The company dismissed the claims and said there were “deficiencies” in the analysis, which prevented the data from being construed as accurate. In turn it showed no sign or suggestion of reducing its current energy tariffs for customers.
Mr. Laidlaw, chief executive of British Gas (operating as Scottish Gas in Scotland), said that the energy regulator’s figures were merely “theoretical”, reporting household margins that were double those estimated by British Gas itself.
The Ofgem analysis is a theoretical analysis. What we are publishing today is the actual facts. We have been in discussions with Ofgem for a number of years about this methodology, which has its deficiencies and they recognise that it needs to be changed.”
The latest analysis from Ofgem suggests that energy suppliers will make a pre-tax profit of around £106 per household over the next year – up from £53 last year.
The predicted profit increase is thought to be down to British Gas customers paying higher tariffs than they were last year, thanks to a 9.2 percent price hike introduced in Autumn 2013. The rise was pushed back by a government shake-up of green levies on bills, but is expected to become a source for increased household profits later this year.
However, British Gas parent company Centrica argued that Ofgem’s figures were over-generalised, and that it would only make £40 per household this year due to a warmer winter and effective energy-efficient measures. It said that this is a 20 percent fall from last year.

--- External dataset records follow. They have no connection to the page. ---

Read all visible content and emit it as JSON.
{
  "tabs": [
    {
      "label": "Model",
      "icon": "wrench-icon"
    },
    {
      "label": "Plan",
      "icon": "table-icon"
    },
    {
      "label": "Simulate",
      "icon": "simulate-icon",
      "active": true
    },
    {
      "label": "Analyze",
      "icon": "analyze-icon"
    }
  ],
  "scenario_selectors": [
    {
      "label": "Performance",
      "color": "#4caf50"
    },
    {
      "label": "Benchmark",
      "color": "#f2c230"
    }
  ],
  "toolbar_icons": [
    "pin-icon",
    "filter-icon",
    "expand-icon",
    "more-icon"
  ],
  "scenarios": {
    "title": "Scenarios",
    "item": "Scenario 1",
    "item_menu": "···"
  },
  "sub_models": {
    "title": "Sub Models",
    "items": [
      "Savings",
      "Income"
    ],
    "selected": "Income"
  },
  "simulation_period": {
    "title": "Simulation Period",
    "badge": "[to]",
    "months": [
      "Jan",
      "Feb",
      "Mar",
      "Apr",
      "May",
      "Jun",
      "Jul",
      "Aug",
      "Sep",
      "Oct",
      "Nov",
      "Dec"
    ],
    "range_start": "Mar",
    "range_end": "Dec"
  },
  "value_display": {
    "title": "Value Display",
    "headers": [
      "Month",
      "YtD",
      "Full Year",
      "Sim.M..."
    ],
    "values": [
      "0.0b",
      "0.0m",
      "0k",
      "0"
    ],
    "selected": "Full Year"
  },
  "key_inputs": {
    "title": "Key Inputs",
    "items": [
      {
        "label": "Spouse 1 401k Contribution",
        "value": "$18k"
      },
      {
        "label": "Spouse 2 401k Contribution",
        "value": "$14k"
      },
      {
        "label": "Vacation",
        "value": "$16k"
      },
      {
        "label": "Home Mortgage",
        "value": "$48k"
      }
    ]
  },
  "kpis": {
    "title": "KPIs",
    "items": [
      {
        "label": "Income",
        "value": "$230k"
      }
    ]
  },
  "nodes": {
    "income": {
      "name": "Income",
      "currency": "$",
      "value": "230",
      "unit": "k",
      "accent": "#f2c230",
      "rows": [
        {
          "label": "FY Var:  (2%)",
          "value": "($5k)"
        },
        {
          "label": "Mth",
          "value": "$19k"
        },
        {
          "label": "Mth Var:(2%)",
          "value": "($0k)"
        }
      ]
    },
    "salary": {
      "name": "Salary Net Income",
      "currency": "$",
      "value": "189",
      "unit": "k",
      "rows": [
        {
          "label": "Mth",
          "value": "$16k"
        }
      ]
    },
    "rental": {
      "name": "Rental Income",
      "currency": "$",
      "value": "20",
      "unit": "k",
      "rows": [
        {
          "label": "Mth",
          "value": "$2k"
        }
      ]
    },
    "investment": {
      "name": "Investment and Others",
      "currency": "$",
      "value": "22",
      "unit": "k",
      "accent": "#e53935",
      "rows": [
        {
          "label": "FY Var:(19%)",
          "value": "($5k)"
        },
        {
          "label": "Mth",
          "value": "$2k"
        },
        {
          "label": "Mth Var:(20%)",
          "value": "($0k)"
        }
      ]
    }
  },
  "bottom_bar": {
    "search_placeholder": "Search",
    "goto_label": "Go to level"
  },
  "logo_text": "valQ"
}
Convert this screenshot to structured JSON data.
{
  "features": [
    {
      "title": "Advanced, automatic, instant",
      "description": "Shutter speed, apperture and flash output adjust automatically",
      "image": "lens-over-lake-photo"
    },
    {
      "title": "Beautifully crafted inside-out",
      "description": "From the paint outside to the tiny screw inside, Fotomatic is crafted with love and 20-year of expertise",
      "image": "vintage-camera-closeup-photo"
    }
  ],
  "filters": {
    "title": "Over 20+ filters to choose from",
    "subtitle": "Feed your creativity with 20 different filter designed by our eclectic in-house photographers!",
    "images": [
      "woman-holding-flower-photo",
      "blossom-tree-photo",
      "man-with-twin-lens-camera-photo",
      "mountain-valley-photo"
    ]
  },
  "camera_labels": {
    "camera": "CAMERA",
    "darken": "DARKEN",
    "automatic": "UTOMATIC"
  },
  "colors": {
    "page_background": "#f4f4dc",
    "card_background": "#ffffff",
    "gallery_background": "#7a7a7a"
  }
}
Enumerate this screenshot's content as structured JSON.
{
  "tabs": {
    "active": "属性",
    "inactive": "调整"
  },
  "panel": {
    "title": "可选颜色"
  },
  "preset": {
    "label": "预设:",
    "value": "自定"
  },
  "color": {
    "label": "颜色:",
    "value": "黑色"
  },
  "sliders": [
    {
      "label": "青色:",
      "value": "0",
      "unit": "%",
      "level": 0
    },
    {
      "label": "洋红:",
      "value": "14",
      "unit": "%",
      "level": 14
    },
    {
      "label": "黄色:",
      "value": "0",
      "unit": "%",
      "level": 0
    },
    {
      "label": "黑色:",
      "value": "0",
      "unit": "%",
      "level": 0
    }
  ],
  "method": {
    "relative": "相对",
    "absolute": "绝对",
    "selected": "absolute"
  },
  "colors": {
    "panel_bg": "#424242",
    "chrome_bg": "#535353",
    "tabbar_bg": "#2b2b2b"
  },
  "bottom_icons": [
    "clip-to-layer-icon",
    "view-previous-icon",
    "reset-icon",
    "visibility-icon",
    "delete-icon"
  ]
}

Centrica also went on to say that the average household bill is expected to be £90 – seven percent less than last year. It reiterated that tariffs are not expected to change during 2014; however it showed no sign of reducing tariffs for customers, despite the recent drop in wholesale energy costs.
Richard Lloyd, executive director of consumer watchdog Which?, said:
British Gas profits are down because of a warm winter, not lower prices.
Energy companies must do everything they can to pass on any savings to their customers, including falling wholesale and network costs.”
Centrica chairman Rick Haythornthwaite, on the other hand, argued otherwise. He commended Mr. Laidlaw on his “exceptional leadership” and insisted there had been “challenges, both as a result of the weather and reflecting the wider political environment.”
Shadow energy and climate change minister added that the forecasts shown by Ofgem for the next 12 months are “just the latest example of an energy market that is not working”.